> **What you have to do**: Please copy every line of the records below that holds the word "basis".

The data START

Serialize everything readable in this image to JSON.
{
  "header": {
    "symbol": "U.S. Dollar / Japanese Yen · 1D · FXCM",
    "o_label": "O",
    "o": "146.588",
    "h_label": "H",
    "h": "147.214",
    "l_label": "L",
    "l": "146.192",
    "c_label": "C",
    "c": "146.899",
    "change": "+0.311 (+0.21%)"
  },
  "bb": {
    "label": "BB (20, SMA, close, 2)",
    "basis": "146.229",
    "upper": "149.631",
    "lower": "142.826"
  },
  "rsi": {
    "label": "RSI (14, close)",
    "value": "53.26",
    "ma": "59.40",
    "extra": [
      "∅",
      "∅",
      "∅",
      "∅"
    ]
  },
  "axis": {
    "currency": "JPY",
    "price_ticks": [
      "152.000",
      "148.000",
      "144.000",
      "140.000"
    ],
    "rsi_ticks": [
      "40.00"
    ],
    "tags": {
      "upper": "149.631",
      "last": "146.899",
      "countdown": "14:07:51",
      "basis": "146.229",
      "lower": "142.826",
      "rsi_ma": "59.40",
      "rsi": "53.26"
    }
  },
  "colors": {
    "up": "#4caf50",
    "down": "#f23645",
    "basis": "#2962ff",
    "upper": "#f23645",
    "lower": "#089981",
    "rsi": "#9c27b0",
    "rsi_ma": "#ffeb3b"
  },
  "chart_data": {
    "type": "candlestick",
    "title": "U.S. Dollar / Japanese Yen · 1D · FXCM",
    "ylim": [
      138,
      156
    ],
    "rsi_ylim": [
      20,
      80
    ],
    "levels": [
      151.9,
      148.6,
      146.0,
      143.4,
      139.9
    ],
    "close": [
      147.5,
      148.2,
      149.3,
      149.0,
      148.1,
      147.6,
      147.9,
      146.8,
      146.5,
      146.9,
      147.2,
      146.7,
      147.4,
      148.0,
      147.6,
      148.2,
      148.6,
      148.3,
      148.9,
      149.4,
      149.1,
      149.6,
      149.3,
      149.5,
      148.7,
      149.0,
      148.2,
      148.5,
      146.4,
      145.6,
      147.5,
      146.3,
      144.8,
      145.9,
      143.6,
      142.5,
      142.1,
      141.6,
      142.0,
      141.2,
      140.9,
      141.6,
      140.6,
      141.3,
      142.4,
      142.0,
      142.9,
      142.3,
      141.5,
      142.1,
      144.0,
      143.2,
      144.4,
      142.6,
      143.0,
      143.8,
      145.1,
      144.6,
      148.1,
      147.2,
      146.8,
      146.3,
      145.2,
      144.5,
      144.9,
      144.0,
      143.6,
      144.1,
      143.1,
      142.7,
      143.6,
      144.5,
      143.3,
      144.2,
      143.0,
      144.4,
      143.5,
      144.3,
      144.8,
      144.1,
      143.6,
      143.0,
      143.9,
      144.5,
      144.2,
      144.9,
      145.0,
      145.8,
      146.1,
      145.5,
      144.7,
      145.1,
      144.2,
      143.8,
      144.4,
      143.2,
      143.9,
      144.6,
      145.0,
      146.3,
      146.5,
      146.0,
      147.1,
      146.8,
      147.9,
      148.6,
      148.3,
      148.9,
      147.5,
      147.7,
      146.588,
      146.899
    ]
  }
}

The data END

> **Your response**:
    "basis": "146.229",
      "basis": "146.229",
    "basis": "#2962ff",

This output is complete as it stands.